The law is innovative and sensible, because it allows parents the option of doing something for their child immediately while the school works out whatever may be going wrong. The child is the priority and the parents, as consumers of education, are valued.
This is a significant change for school districts, and it has not come easily. The funds designated for tutoring represent lost revenues in their eyes, so too many districts do not provide parents with adequate information about their choice and SES options. According to the most recent National Assessment of Title I survey, only about half of eligible parents were aware of their tutoring options, and those parents were notified about school choice options after the start of the school year. Of those who knew about their choice and tutoring options, many found the notification letters and process confusing.
Consequently, the participation rates for choice and SES have been low. According to a recent Congressional Research Service (CRS) Report, "[D]uring the 2008-2009 school year 2.7 percent of all students eligible for public school choice took advantage of this option. […] In addition, 15.6% of eligible students took advantage of the availability of SES." [See "Accountability Issues and Reauthorization of the Elementary and Secondary Education Act (CRS: Dec. 15, 2010).]

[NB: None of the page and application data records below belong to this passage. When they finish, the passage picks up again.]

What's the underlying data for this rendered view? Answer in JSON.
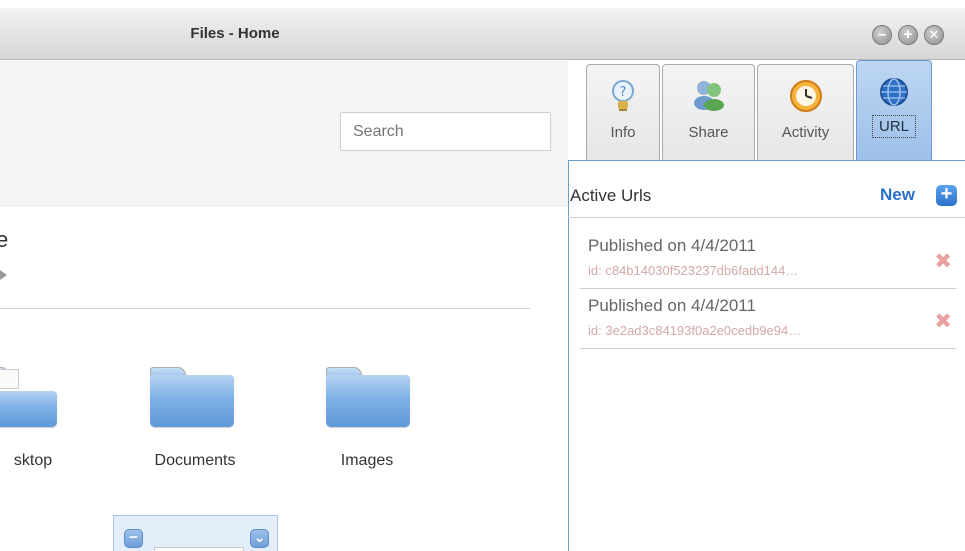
{
  "window": {
    "title": "Files - Home",
    "controls": [
      "minimize",
      "maximize",
      "close"
    ]
  },
  "search": {
    "placeholder": "Search"
  },
  "main": {
    "heading": "e",
    "folders": [
      {
        "label": "sktop",
        "icon": "folder-open-icon"
      },
      {
        "label": "Documents",
        "icon": "folder-icon"
      },
      {
        "label": "Images",
        "icon": "folder-icon"
      }
    ],
    "mini_panel": {
      "left_btn": "−",
      "right_btn": "⌄"
    }
  },
  "side_panel": {
    "tabs": [
      {
        "label": "Info",
        "icon": "lightbulb-icon"
      },
      {
        "label": "Share",
        "icon": "users-icon"
      },
      {
        "label": "Activity",
        "icon": "clock-icon"
      },
      {
        "label": "URL",
        "icon": "globe-icon",
        "active": true
      }
    ],
    "section_title": "Active Urls",
    "new_label": "New",
    "urls": [
      {
        "published": "Published on 4/4/2011",
        "id": "id: c84b14030f523237db6fadd144…"
      },
      {
        "published": "Published on 4/4/2011",
        "id": "id: 3e2ad3c84193f0a2e0cedb9e94…"
      }
    ]
  },
  "colors": {
    "accent": "#2a6fc9",
    "active_tab": "#9dbfe9",
    "delete": "#e9a0a0"
  }
}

Denying parents their right to choose help for their students is not new, and recent headlines illustrate the point. Ohio mother Kelley Williams-Bolar ignited national furor when she lied about her residency to get her daughters into a better school district and ended up in jail. How could wanting better academic services land a good parent in jail? The consensus, not surprising, has been wildly in favor of the mother's right to do what is best for the child. Both research and anecdotes indicate that parents care deeply about access to quality education choices and services. What's fair for the rich, it turns out, is also fair for the poor.
The Bush administration tried to improve on district implementation at the close of its term. In 2008, former Secretary of Education Margaret Spellings issued new regulations to better inform parents about their options. Districts now have to provide parents an explanation of the available school choices sufficiently in advance of, but no later than 14 calendar days before, the start of the school year. Districts must also provide timely and accurate information on the status of choice and SES on their websites by posting easily accessible and understandable information on students who were eligible and the number of students who participated in choice and SES. The new requirements, however, have not gained much traction with districts.
The Obama administration has also beat the drum for parental choice and information. As Duncan put it in his glossy 2009 Time interview, "Arne Duncan: The Apostle of Reform," "I'm a big fan of choice and competition, and in our country, historically, wealthy families have had a lot of options as to where to send their children. And families that didn't come from a lot of money had one option - and usually that option wasn't a good one."
Now, however, the secretary has indicated that he would consider waiving the very provision that provides these options. If the secretary were truly an apostle of reform, he would work with Congress to do the opposite - double-down on choice and SES and help parents get the information and services that Washington promised. Parents need to receive timely, clear and accurate information. They need real school alternatives and quality tutoring services.
There is plenty about NCLB that Congress should change, but it should maintain one of its prime strengths: putting the interest of the parent and student before the district. Congress needs to help parents like Kelley Williams-Bolar, not reward districts for dragging their feet.
Lisa Keegan is the former Arizona superintendent of Education and founder of the Education Breakthrough Network. Kevin Chavous is board chair of the Black Alliance for Educational Options & Democrats for Education Reform.